*The Black Death/ plague was one of the most devastating pandemics in human history, resulting in the deaths of an estimated 75 to 200 million people and peaking in Europe in the years 1348–50 CE.
**The hanging of Adolf Eichmann in Ramla: Otto Adolf Eichmann, 19 March 1906 – 31 May 1962, was a German Nazi SS-Obersturmbannführer (lieutenant colonel) and one of the major organisers of the Holocaust.
Eichmann was charged by SS-Obergruppenführer Reinhard Heydrich with facilitating and managing the logistics of mass deportation of Jews to ghettos and extermination camps in German-occupied Eastern Europe during World War II.
In 1960 he was captured in Argentina by the Mossad, Israel's intelligence service. Following a widely publicised trial in Israel, he was found guilty of war crimes and hanged in 1962.
Adolf Eichmann was hanged shortly before midnight on 31 May 1962, at the Ayalon prison in Ramla.
Eichmann refused a last meal, preferring instead a bottle of wine. He also refused to don the traditional black hood for his execution. His last words were:
"Long live Germany. Long live Argentina. Long live Austria. These are the three countries with which I have been most connected and which I will not forget. I greet my wife, my family, and my friends. I am ready. We'll meet again soon, as is the fate of all men. I die believing in God.”

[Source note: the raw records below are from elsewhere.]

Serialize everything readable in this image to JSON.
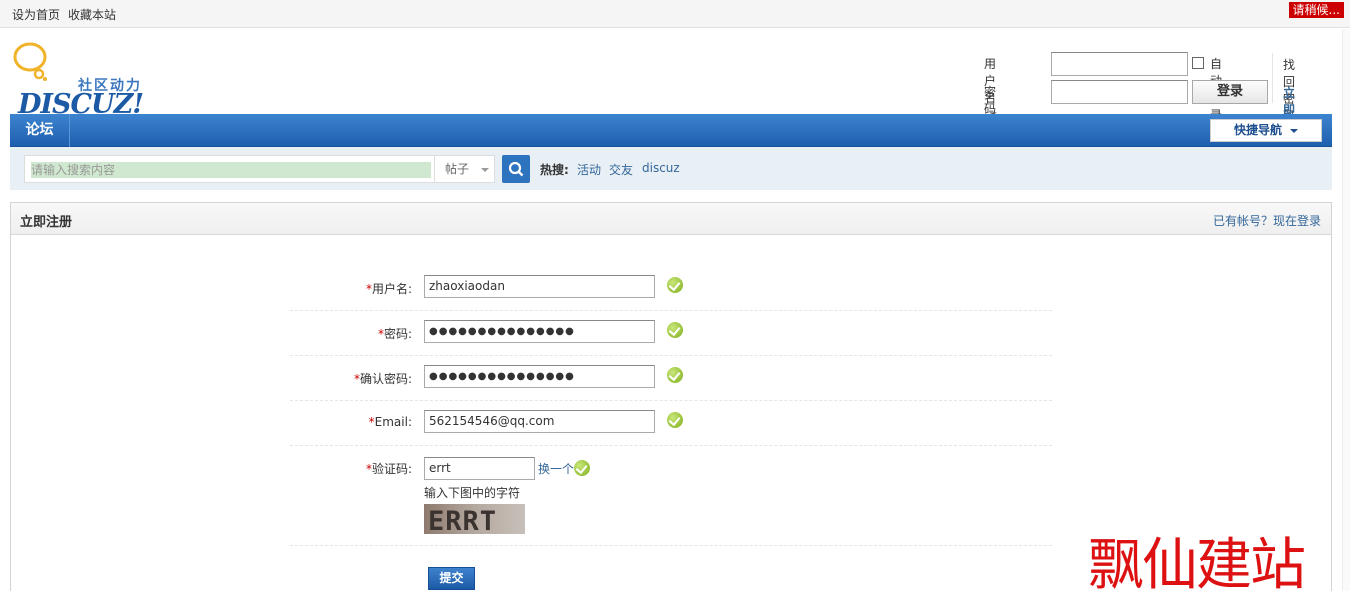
{
  "topbar": {
    "set_home": "设为首页",
    "bookmark": "收藏本站",
    "loading": "请稍候..."
  },
  "logo": {
    "cn": "社区动力",
    "en": "DISCUZ!"
  },
  "login": {
    "username_label": "用户名",
    "password_label": "密码",
    "auto_login": "自动登录",
    "login_button": "登录",
    "find_password": "找回密码",
    "register_now": "立即注册",
    "username_value": "",
    "password_value": ""
  },
  "nav": {
    "forum": "论坛",
    "quick_nav": "快捷导航"
  },
  "search": {
    "placeholder": "请输入搜索内容",
    "type": "帖子",
    "hot_label": "热搜:",
    "hot_items": [
      "活动",
      "交友",
      "discuz"
    ]
  },
  "register": {
    "title": "立即注册",
    "have_account": "已有帐号？现在登录",
    "required_mark": "*",
    "username_label": "用户名:",
    "username_value": "zhaoxiaodan",
    "password_label": "密码:",
    "password_value": "●●●●●●●●●●●●●●●",
    "confirm_label": "确认密码:",
    "confirm_value": "●●●●●●●●●●●●●●●",
    "email_label": "Email:",
    "email_value": "562154546@qq.com",
    "captcha_label": "验证码:",
    "captcha_value": "errt",
    "captcha_refresh": "换一个",
    "captcha_hint": "输入下图中的字符",
    "captcha_image_text": "ERRT",
    "submit": "提交"
  },
  "watermark": "飘仙建站",
  "colors": {
    "nav_blue": "#2e73bd",
    "link_blue": "#336699",
    "required_red": "#cc0000",
    "ok_green": "#7fae1b",
    "loading_red": "#cc0000",
    "watermark_red": "#dd1111"
  }
}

Shortly after the execution, Eichmann's body was cremated at a secret location. At 4:00 am on 1 June, his ashes were scattered in international waters in the Mediterranean by an Israeli Navy patrol boat.